The discussion on the role of women in Islam is characterized by controversy and divergent interests, leading to conflicting views on Islam’s attitude towards women worldwide. There are different understandings of the role of women in Islamic communities with a wide spectrum: a fundamentalist understanding reduces the role of women to strict moral norms and limits their freedoms. A conservative understanding emphasizes traditional gender roles, with women often restricted to the domestic sphere. A progressive understanding emphasizes equal rights and encourages women to participate in education and employment. Feminist interpretations criticize patriarchal interpretations and strive for full equality within the Islamic world.
The life story of Khadijah bint Khuwaylid is seen by some as an example of how the religion of Islam grants rights and dignity to women and opposes discrimination or violation of their rights. This interpretation of Islam emphasizes the equality of the sexes in terms of dignity and worth and sees men and women as equal in the eyes of God, with the differences lying in their different abilities and responsibilities. According to this interpretation, this is the core of Islam’s attitude towards women, despite the widespread negative experiences in dealing with women in Islamic societies. These negative aspects are therefore due to customs and traditions, not to Islam itself.

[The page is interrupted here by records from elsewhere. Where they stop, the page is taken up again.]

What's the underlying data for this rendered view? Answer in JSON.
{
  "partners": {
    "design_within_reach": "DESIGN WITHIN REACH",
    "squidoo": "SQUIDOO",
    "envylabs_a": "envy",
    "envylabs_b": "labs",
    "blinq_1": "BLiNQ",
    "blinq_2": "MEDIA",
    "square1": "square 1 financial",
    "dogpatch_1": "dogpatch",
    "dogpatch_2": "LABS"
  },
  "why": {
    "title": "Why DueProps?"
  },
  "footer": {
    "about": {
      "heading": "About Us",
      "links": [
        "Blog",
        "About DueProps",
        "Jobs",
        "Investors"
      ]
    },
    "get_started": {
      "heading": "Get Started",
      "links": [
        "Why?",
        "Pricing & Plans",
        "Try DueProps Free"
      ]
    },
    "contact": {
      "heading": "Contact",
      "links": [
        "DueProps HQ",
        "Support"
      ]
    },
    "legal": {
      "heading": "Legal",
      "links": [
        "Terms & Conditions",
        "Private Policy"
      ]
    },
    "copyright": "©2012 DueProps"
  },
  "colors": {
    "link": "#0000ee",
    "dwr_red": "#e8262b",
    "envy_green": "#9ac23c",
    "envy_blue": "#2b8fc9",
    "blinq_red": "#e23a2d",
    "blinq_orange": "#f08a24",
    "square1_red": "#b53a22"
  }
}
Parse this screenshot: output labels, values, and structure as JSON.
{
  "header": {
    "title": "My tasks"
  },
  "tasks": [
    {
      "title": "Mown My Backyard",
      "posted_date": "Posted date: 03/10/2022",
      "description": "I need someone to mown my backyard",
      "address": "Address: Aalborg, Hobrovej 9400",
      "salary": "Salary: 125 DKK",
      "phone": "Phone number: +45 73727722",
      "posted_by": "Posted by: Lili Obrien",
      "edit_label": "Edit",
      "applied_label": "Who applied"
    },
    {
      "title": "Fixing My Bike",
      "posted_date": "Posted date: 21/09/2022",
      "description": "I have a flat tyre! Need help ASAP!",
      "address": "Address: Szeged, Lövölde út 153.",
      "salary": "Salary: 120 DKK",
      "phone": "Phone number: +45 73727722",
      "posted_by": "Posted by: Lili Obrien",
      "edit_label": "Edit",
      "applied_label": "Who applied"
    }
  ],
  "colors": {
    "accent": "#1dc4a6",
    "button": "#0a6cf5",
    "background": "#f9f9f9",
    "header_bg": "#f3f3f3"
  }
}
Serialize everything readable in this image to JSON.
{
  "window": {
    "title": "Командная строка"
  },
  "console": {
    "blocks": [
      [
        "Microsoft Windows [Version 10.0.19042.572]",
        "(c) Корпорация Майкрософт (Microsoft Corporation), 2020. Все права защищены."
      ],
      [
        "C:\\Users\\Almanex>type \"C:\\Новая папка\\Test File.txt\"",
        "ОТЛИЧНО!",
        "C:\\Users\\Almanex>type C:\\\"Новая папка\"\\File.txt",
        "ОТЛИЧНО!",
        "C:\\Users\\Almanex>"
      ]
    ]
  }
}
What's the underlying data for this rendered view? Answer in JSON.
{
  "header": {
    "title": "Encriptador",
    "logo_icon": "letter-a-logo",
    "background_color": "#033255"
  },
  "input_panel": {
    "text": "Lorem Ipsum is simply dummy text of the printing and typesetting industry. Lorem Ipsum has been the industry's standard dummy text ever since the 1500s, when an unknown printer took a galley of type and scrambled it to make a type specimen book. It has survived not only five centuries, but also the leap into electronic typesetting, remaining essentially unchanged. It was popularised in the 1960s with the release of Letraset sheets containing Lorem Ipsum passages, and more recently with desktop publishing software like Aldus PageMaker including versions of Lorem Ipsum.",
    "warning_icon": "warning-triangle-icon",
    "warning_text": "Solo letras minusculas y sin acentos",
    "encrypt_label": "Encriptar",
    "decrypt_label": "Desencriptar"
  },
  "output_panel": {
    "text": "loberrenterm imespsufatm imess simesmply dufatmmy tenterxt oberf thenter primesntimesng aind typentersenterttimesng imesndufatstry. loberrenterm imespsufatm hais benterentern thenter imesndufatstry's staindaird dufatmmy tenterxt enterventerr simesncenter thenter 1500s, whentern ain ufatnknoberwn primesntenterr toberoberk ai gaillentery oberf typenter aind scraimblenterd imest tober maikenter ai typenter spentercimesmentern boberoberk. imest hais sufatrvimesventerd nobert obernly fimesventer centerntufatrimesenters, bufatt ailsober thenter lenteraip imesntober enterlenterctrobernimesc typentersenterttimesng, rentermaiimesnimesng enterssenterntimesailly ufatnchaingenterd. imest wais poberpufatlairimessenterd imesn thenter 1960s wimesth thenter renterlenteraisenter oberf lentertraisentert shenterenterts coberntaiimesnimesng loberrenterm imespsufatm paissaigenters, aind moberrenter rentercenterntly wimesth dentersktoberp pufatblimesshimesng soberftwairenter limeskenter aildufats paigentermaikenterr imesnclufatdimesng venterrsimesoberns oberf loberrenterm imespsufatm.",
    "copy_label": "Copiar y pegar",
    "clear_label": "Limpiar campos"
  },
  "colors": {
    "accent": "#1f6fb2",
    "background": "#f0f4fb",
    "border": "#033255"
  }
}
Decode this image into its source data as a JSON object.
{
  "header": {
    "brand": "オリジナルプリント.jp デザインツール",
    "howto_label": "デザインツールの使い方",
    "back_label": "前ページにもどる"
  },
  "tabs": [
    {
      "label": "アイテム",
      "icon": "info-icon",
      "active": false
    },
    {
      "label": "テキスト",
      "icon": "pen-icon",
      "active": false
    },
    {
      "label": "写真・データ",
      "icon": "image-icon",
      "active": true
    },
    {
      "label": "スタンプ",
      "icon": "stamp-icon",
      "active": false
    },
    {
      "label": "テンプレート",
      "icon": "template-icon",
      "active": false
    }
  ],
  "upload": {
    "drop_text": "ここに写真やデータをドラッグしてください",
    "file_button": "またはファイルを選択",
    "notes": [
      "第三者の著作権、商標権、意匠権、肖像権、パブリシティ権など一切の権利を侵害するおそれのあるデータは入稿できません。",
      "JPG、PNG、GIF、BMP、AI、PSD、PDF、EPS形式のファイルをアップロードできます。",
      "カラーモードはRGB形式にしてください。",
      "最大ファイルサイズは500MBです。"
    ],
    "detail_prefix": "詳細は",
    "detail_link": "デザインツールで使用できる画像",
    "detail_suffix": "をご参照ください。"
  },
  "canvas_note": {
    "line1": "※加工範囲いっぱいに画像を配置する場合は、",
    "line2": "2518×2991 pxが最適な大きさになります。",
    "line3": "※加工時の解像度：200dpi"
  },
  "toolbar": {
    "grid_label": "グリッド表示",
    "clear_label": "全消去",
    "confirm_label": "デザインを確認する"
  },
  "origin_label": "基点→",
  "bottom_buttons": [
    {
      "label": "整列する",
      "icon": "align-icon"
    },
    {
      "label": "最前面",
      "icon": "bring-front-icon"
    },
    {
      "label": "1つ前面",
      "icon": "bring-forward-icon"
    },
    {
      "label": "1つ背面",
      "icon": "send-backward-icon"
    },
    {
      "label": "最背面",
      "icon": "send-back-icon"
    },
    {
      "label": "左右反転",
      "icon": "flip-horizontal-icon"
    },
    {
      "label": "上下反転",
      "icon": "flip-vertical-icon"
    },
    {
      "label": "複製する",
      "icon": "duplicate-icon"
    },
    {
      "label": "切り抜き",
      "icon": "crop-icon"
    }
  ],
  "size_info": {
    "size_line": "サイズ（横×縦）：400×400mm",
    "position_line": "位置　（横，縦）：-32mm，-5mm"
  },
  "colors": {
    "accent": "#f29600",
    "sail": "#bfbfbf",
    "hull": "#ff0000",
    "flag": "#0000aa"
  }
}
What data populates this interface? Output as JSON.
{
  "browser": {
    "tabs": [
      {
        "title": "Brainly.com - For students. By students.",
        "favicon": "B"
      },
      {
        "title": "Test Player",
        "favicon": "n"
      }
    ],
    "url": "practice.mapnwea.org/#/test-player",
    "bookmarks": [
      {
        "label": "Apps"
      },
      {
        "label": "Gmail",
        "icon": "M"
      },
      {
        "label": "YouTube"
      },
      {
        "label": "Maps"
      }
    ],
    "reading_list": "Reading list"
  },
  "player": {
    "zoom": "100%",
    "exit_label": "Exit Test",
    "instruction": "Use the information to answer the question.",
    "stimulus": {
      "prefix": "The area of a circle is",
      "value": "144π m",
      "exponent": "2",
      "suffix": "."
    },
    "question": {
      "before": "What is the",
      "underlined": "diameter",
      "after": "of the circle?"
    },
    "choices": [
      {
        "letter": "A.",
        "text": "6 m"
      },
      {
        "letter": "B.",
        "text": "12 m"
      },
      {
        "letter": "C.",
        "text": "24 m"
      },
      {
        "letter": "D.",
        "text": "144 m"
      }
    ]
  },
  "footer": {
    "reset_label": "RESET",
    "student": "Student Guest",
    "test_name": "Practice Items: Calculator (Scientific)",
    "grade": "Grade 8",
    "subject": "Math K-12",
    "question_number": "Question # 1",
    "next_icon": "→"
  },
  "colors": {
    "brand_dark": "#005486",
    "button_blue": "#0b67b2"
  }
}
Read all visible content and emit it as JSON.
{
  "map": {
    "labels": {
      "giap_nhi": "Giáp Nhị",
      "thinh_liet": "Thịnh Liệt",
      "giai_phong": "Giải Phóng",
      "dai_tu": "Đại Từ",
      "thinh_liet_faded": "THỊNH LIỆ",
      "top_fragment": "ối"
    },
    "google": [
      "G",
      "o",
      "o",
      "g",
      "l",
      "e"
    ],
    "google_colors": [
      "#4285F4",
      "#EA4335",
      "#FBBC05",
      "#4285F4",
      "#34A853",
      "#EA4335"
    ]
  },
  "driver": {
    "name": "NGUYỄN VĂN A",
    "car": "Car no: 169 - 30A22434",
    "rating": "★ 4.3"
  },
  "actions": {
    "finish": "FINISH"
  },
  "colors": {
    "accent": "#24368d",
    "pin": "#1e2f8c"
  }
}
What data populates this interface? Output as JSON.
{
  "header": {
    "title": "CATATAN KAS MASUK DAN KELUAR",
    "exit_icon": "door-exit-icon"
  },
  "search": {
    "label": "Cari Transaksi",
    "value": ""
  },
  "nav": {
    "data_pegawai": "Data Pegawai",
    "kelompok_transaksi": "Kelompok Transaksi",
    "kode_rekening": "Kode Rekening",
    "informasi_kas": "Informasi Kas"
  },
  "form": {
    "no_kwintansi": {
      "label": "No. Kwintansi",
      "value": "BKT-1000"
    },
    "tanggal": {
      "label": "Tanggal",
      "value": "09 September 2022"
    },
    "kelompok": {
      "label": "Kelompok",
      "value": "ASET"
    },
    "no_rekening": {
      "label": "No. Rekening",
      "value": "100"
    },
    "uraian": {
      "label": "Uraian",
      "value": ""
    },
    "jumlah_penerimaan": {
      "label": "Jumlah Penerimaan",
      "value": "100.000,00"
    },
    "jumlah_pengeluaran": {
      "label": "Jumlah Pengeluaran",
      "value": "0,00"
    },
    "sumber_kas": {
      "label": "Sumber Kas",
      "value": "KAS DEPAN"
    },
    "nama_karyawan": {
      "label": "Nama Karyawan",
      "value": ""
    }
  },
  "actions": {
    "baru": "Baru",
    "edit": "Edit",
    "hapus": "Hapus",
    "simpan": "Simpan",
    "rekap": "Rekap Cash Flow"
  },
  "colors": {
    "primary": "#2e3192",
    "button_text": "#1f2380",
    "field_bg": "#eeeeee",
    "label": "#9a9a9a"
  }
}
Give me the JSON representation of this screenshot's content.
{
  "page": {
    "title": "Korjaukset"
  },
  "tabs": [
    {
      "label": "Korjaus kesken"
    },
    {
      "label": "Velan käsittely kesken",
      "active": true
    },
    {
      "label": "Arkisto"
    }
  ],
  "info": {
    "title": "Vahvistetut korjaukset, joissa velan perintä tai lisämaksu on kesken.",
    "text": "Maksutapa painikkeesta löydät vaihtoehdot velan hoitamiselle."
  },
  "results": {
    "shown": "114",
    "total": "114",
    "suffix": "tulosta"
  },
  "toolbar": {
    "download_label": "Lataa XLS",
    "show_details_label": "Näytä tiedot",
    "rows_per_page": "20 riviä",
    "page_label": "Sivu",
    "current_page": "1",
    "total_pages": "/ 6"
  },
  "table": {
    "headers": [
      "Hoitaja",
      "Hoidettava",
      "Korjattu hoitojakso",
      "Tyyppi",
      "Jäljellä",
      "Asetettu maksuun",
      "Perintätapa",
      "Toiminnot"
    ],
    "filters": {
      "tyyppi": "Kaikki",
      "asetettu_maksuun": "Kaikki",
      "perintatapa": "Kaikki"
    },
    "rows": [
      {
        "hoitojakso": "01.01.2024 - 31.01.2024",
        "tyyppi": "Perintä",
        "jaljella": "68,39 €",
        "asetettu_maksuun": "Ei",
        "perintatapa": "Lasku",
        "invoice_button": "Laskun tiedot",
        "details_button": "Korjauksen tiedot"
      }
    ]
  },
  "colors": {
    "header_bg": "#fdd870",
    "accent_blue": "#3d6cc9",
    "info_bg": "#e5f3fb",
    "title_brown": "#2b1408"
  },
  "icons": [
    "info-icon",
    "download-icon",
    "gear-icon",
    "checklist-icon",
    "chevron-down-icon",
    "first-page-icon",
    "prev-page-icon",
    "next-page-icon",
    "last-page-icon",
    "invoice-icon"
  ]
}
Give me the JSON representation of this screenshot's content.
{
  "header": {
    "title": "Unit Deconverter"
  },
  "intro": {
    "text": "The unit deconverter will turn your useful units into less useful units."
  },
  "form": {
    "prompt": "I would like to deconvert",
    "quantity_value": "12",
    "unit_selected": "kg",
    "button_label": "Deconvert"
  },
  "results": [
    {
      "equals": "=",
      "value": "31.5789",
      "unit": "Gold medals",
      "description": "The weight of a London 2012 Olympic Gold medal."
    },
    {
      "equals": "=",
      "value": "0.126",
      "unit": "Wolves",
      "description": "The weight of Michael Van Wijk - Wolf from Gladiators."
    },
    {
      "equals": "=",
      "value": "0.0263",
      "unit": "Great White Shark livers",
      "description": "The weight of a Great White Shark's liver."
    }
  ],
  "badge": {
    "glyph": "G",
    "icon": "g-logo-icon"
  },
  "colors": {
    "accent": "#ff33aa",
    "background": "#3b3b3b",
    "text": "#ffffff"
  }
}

Der Name Khadija in einer arabischen Kalligraphie des Kalligraphen Reza Alekhamis. Foto: tuenews INTERNATIONAL / Reza Alekhamis.






Related posts

Contact Us

Magazine Html